Freddy Taylor March 1935 Sessions

During his stay in Europe, Oscar Alemán was a regular member of Josephine Baker's orchestra on and off throughout the 1930s - on her tours he even was musical director of the 16 piece band, The Baker Boys. When not performing with Baker, Alemán had a 'second career' as a freelance musician (i.e. with the Jean, Jac & Jo vocal trio, also members of the Josephine Baker organisation) besides leading his own bands in Paris and taking part in gigs and recording sessions by others as well.

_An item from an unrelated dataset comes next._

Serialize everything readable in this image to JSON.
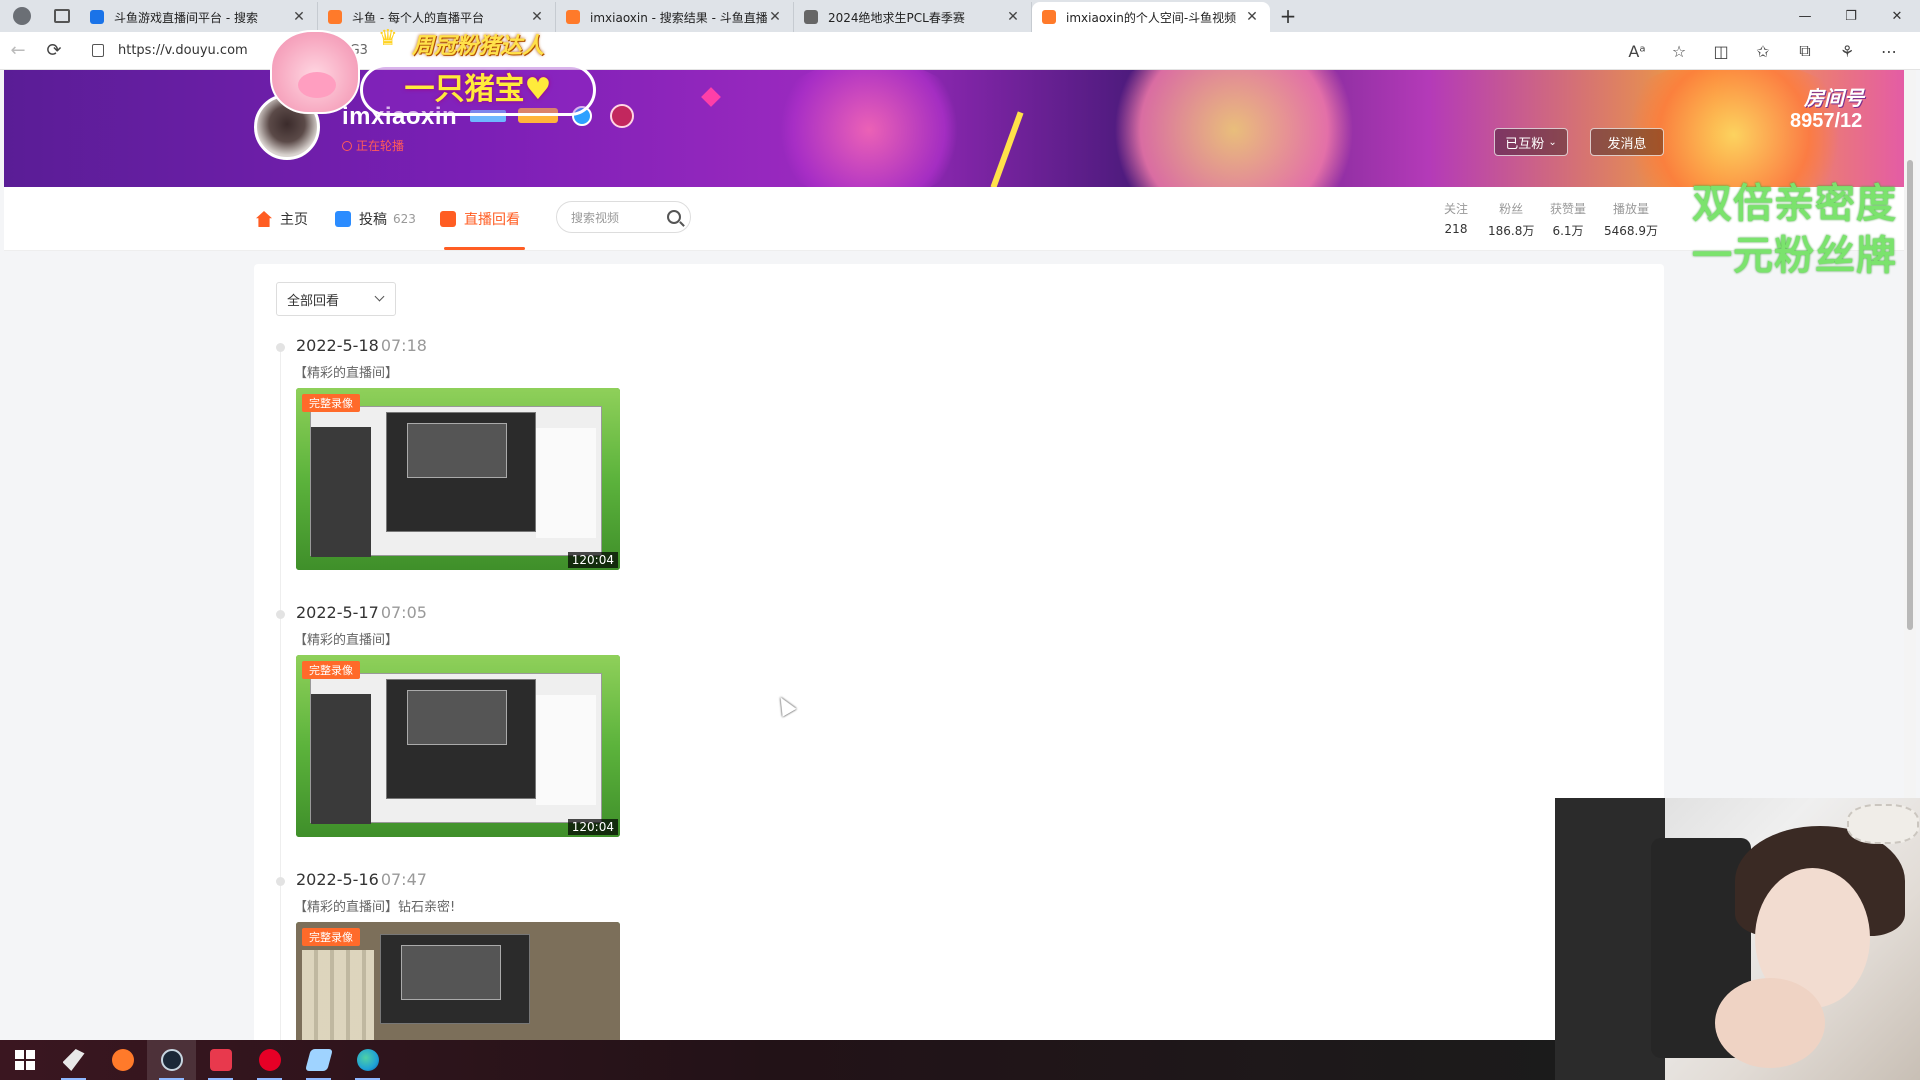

Around 1935 Alemán had the guitar chair for some time in the orchestra led by the American entertainer and bandleader, Freddy Taylor.

Freddy Taylor was a black tap dancer, singer, trumpeter and entertainer, who had come to Paris with the Lucky Millinder orchestra during the band's 1933 tour of Europe. Taylor stayed in Paris and soon formed his own band, which he named Freddy Taylor & His Swing Men From Harlem. At the same time Taylor was running his own club at Montmartre and often left the band on its own while he worked as a soloist throughout the Continent. In Paris Taylor recorded as a vocalist with Django Reinhardt and the QHCF in 1936 - these sides belong to his most well known, scholars of the QHCF recorded legacy probably will mention "Nagasaki" and "I Can't Give You Anything But Love, Baby" as core examples, both recorded 1936. However, Freddy Taylor also recorded with his own group, the Swing Men From Harlem, in March 1935.

The two sides recorded by Freddy Taylor And His Swing Men From Harlem in March 1935 contain "Blue Drag" (mx 77285) and " Viper's Dream" (mx 77286), released on a 78 rpm disc by the Ultraphone label, Ultraphone AP-1489. Discographical listed personnel of the band as follows: Freddy Taylor (dir,vo,tp), Charlie Johnson (tp), Arthur “Chester” Lanier (cl, as, bars), Fletcher Allen (cl, ts), Oscar Alemán (g), Eugène d’Hellemmes (b), William Diemer (dm).

The recorded music on both sides features execellent moments of 1930s Euro-American swing with great contributions by the reeds, only "Blue Drag" has vocal by Taylor. These sides are also notable and worth mentioning regarding Alemán, although he does not solo in this session. These two sides are the first recorded sides featuring Oscar Alemán in a regular jazz setting, and you can clearly hear his contribution as a solid rhythm guitar player behind the soloists - Alemán's prefered instrument at this time, the metal body National tricone guitar is easily detected as a propelling drive of the rhythm section.

In the Oscar Alemán online discography another session from March 1935 featuring Freddy Taylor And His Swing Men From Harlem is also listed - only test recordings of the four performed tunes exist. These are "Mama Don't Allow It", "Blue Drag", "Swanee River" and "How Come You Do Me Like You Do?". According to available discographical info the personnel is the same as listed above, although there has been some discussion regarding Alemán's participation.

Thanks to a collector, Yves Francois, who kindly forwarded a copy on cdr of "Swanee River" and "How Come You Do Me Like You Do?", it can now be determained from actual listening to the music that Oscar Alemán does NOT participate as the guitar player on the mentioned two test sides. The rhythm playing and the couple of short solos by the guitar are definitely not by Alemán - the guitar is most probably handled by Django Reinhardt, as the riffs and solo work bear all the well known trademarks of the gypsy guitar style of Reinhardt from this period. I guess the remaining two test sides from the same session also have Reinhardt as the guitar player, but I encourage readers with more knowledge and available audio evidence to forward further info to solve this discographical puzzle.